Research into the ethnic origin of grooming gangs has been ordered by the home secretary.
Sajid Javid revealed work is underway to identify the “characteristics” of child sex abusers and their victims in a bid to tackle a “national threat”.
Police will use the results to improve “targeting” of the gangs and “prevention activity”.
Mr Javid made the announcement in a letter to Sarah Champion, the Labour MP for Rotherham who has previously said Britain has a “problem with British Pakistani men raping and exploiting white girls”.
Ms Champion later apologised for her “extremely poor choice of words” and stepped down from her role as shadow women and equalities minister.
She has since reportedly required increased security from Scotland Yard’s counter-terrorism unit.
The home secretary, who has family roots in Pakistan, reassured her convictions against child sex abusers were rising.
He announced: “My officials have been working with investigating officers in relevant cases, and with the National Crime Agency, to establish the particular characteristics and contexts associated with this type of offending.
“We are looking at what this data set can tell us about the characteristics of offenders, victims and the wider context of abuse; all of which have critical bearing on the effective targeting of prevention activity.”
He added: “This is a complex topic and the work of the Centre of Expertise is critical to our understanding of the model of offending we have seen in Rotherham, Telford, Newcastle and elsewhere.
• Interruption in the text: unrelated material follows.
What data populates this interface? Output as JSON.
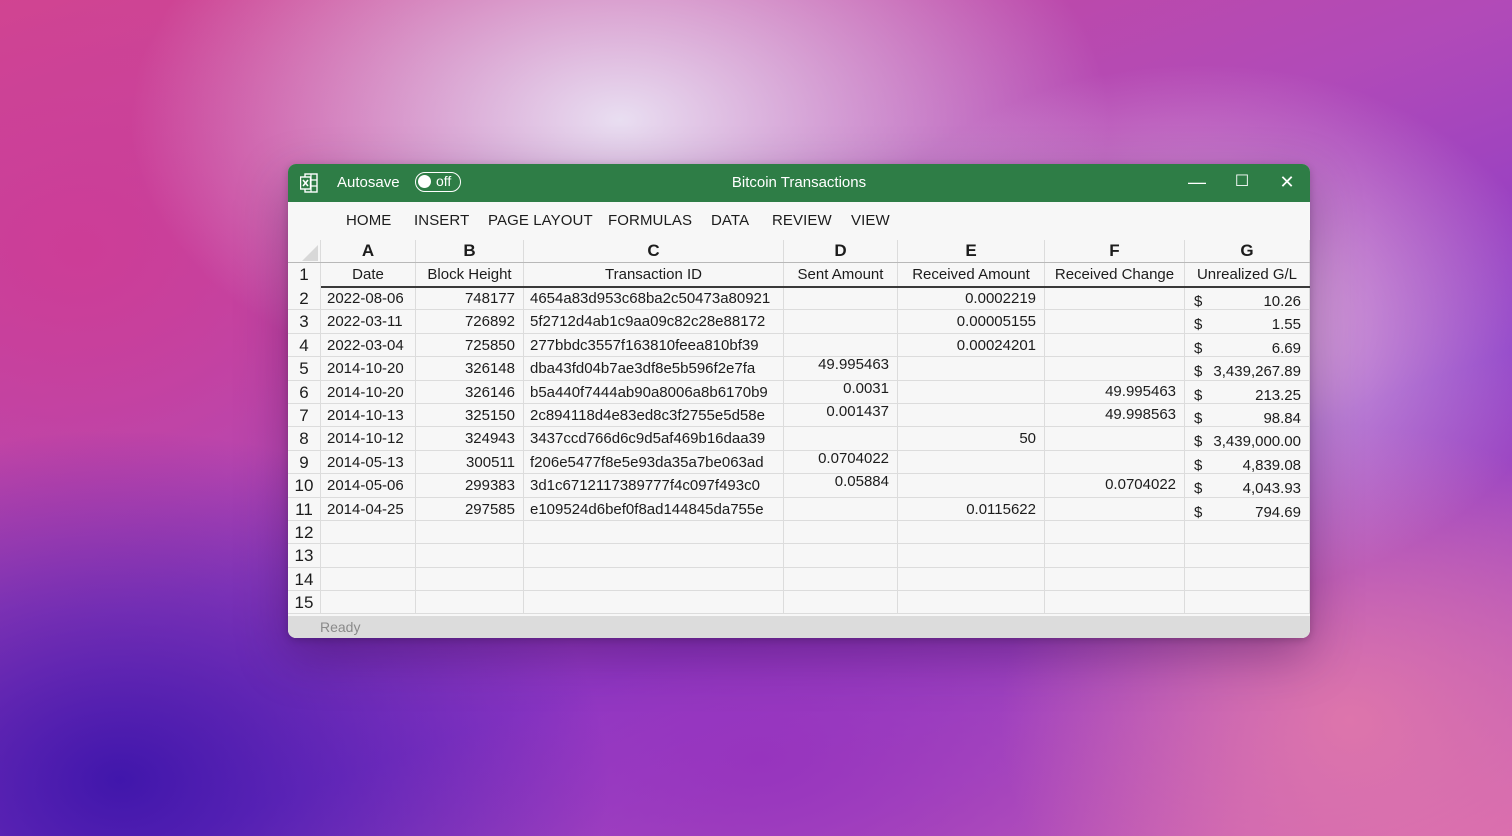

“The Centre of Expertise’s project to develop a typology of child sexual offending will help us to identify the similarities and differences between child sexual exploitation by organised networks and other types of offending which will support a more targeted response by the police and other agencies.”
In December, British-Pakistani researchers from the Quilliam Foundation found that 84% of all people convicted since 2005 for the specific crime of gang grooming were Asian.
Lucy Allan, MP for Telford, has also criticised local police and the Crown Prosecution Service for “a failure to understand the nature of grooming”.